Given data below:

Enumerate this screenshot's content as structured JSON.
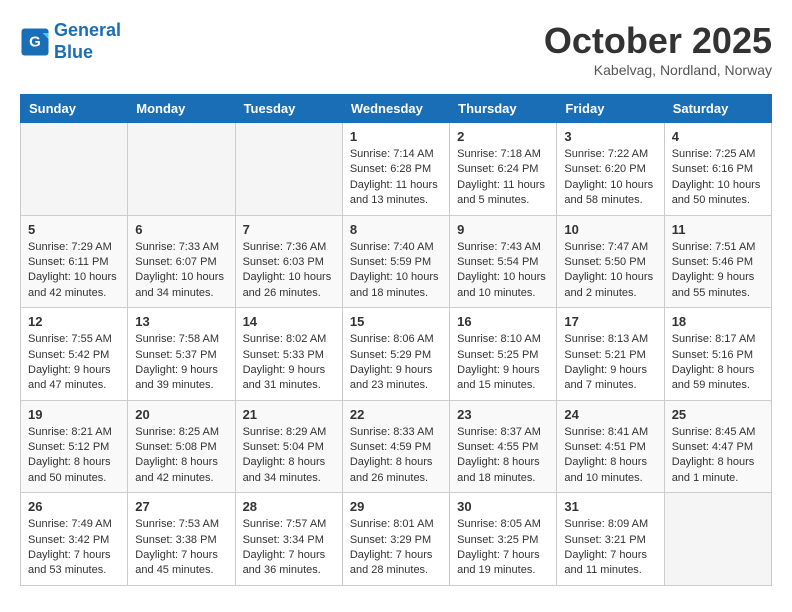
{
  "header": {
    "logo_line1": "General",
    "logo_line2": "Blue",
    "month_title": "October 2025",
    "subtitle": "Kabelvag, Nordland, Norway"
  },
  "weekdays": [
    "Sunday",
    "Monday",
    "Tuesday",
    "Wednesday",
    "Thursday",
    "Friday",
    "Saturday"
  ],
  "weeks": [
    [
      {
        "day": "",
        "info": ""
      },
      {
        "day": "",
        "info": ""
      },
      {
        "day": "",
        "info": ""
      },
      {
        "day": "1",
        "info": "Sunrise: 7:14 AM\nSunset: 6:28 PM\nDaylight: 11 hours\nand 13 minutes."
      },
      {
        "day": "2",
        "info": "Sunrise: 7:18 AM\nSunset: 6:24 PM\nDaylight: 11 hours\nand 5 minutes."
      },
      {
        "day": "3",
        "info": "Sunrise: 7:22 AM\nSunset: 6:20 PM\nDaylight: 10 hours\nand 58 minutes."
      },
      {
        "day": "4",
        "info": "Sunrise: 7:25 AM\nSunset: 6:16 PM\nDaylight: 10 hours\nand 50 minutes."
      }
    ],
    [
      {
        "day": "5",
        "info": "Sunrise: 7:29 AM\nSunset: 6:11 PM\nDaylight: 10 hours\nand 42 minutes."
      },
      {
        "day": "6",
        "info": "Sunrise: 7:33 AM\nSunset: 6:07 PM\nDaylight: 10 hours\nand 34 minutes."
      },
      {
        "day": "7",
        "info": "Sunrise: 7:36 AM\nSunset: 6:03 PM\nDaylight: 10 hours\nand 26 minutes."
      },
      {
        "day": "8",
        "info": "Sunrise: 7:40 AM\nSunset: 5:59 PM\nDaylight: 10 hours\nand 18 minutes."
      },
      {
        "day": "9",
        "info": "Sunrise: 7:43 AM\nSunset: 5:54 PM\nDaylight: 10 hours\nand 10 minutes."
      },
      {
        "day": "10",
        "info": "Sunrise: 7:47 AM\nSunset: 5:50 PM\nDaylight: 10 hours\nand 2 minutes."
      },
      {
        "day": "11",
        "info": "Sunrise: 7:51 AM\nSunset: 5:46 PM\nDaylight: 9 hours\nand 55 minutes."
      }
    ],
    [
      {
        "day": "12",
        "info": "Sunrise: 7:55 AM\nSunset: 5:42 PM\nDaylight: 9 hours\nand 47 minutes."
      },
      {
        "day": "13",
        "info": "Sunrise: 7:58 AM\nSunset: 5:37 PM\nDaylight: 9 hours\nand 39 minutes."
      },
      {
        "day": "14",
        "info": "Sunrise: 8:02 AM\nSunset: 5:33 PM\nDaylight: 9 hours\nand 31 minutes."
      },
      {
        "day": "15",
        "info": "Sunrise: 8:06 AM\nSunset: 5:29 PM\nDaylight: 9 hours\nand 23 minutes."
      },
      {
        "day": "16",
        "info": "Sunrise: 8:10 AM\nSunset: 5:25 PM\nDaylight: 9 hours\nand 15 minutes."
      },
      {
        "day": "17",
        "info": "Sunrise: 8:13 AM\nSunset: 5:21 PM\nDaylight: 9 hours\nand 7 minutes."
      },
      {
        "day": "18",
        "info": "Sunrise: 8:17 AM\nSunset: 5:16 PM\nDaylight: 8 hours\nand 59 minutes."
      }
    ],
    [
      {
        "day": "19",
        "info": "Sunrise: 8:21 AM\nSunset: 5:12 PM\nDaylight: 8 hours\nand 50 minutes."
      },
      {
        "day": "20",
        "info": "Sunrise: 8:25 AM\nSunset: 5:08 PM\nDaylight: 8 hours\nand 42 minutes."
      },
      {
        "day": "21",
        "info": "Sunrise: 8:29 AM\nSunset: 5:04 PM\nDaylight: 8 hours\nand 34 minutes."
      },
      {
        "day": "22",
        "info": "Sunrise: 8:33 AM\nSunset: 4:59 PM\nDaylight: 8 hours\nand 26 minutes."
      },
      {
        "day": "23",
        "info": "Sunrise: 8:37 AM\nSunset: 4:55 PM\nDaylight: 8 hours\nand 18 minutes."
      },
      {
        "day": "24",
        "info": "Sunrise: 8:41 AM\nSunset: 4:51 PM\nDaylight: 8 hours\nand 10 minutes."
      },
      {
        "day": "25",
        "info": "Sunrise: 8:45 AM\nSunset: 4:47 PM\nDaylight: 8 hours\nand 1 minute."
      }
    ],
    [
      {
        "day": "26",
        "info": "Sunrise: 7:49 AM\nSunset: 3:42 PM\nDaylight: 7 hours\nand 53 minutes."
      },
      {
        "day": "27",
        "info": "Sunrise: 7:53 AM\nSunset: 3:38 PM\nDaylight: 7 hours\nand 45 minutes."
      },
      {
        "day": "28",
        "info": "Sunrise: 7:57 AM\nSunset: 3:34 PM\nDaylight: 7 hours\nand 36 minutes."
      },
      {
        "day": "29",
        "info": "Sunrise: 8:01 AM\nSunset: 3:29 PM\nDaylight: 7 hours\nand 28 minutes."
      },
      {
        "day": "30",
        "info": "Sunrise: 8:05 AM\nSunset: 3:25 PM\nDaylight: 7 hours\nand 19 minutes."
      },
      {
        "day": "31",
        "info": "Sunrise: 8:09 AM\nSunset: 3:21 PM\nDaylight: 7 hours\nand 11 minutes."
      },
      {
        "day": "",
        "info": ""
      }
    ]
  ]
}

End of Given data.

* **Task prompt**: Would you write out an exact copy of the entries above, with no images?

* **Solution to the exercise**:
Enumerate this screenshot's content as structured JSON.
{
  "header": {
    "logo_line1": "General",
    "logo_line2": "Blue",
    "month_title": "October 2025",
    "subtitle": "Kabelvag, Nordland, Norway"
  },
  "weekdays": [
    "Sunday",
    "Monday",
    "Tuesday",
    "Wednesday",
    "Thursday",
    "Friday",
    "Saturday"
  ],
  "weeks": [
    [
      {
        "day": "",
        "info": ""
      },
      {
        "day": "",
        "info": ""
      },
      {
        "day": "",
        "info": ""
      },
      {
        "day": "1",
        "info": "Sunrise: 7:14 AM\nSunset: 6:28 PM\nDaylight: 11 hours\nand 13 minutes."
      },
      {
        "day": "2",
        "info": "Sunrise: 7:18 AM\nSunset: 6:24 PM\nDaylight: 11 hours\nand 5 minutes."
      },
      {
        "day": "3",
        "info": "Sunrise: 7:22 AM\nSunset: 6:20 PM\nDaylight: 10 hours\nand 58 minutes."
      },
      {
        "day": "4",
        "info": "Sunrise: 7:25 AM\nSunset: 6:16 PM\nDaylight: 10 hours\nand 50 minutes."
      }
    ],
    [
      {
        "day": "5",
        "info": "Sunrise: 7:29 AM\nSunset: 6:11 PM\nDaylight: 10 hours\nand 42 minutes."
      },
      {
        "day": "6",
        "info": "Sunrise: 7:33 AM\nSunset: 6:07 PM\nDaylight: 10 hours\nand 34 minutes."
      },
      {
        "day": "7",
        "info": "Sunrise: 7:36 AM\nSunset: 6:03 PM\nDaylight: 10 hours\nand 26 minutes."
      },
      {
        "day": "8",
        "info": "Sunrise: 7:40 AM\nSunset: 5:59 PM\nDaylight: 10 hours\nand 18 minutes."
      },
      {
        "day": "9",
        "info": "Sunrise: 7:43 AM\nSunset: 5:54 PM\nDaylight: 10 hours\nand 10 minutes."
      },
      {
        "day": "10",
        "info": "Sunrise: 7:47 AM\nSunset: 5:50 PM\nDaylight: 10 hours\nand 2 minutes."
      },
      {
        "day": "11",
        "info": "Sunrise: 7:51 AM\nSunset: 5:46 PM\nDaylight: 9 hours\nand 55 minutes."
      }
    ],
    [
      {
        "day": "12",
        "info": "Sunrise: 7:55 AM\nSunset: 5:42 PM\nDaylight: 9 hours\nand 47 minutes."
      },
      {
        "day": "13",
        "info": "Sunrise: 7:58 AM\nSunset: 5:37 PM\nDaylight: 9 hours\nand 39 minutes."
      },
      {
        "day": "14",
        "info": "Sunrise: 8:02 AM\nSunset: 5:33 PM\nDaylight: 9 hours\nand 31 minutes."
      },
      {
        "day": "15",
        "info": "Sunrise: 8:06 AM\nSunset: 5:29 PM\nDaylight: 9 hours\nand 23 minutes."
      },
      {
        "day": "16",
        "info": "Sunrise: 8:10 AM\nSunset: 5:25 PM\nDaylight: 9 hours\nand 15 minutes."
      },
      {
        "day": "17",
        "info": "Sunrise: 8:13 AM\nSunset: 5:21 PM\nDaylight: 9 hours\nand 7 minutes."
      },
      {
        "day": "18",
        "info": "Sunrise: 8:17 AM\nSunset: 5:16 PM\nDaylight: 8 hours\nand 59 minutes."
      }
    ],
    [
      {
        "day": "19",
        "info": "Sunrise: 8:21 AM\nSunset: 5:12 PM\nDaylight: 8 hours\nand 50 minutes."
      },
      {
        "day": "20",
        "info": "Sunrise: 8:25 AM\nSunset: 5:08 PM\nDaylight: 8 hours\nand 42 minutes."
      },
      {
        "day": "21",
        "info": "Sunrise: 8:29 AM\nSunset: 5:04 PM\nDaylight: 8 hours\nand 34 minutes."
      },
      {
        "day": "22",
        "info": "Sunrise: 8:33 AM\nSunset: 4:59 PM\nDaylight: 8 hours\nand 26 minutes."
      },
      {
        "day": "23",
        "info": "Sunrise: 8:37 AM\nSunset: 4:55 PM\nDaylight: 8 hours\nand 18 minutes."
      },
      {
        "day": "24",
        "info": "Sunrise: 8:41 AM\nSunset: 4:51 PM\nDaylight: 8 hours\nand 10 minutes."
      },
      {
        "day": "25",
        "info": "Sunrise: 8:45 AM\nSunset: 4:47 PM\nDaylight: 8 hours\nand 1 minute."
      }
    ],
    [
      {
        "day": "26",
        "info": "Sunrise: 7:49 AM\nSunset: 3:42 PM\nDaylight: 7 hours\nand 53 minutes."
      },
      {
        "day": "27",
        "info": "Sunrise: 7:53 AM\nSunset: 3:38 PM\nDaylight: 7 hours\nand 45 minutes."
      },
      {
        "day": "28",
        "info": "Sunrise: 7:57 AM\nSunset: 3:34 PM\nDaylight: 7 hours\nand 36 minutes."
      },
      {
        "day": "29",
        "info": "Sunrise: 8:01 AM\nSunset: 3:29 PM\nDaylight: 7 hours\nand 28 minutes."
      },
      {
        "day": "30",
        "info": "Sunrise: 8:05 AM\nSunset: 3:25 PM\nDaylight: 7 hours\nand 19 minutes."
      },
      {
        "day": "31",
        "info": "Sunrise: 8:09 AM\nSunset: 3:21 PM\nDaylight: 7 hours\nand 11 minutes."
      },
      {
        "day": "",
        "info": ""
      }
    ]
  ]
}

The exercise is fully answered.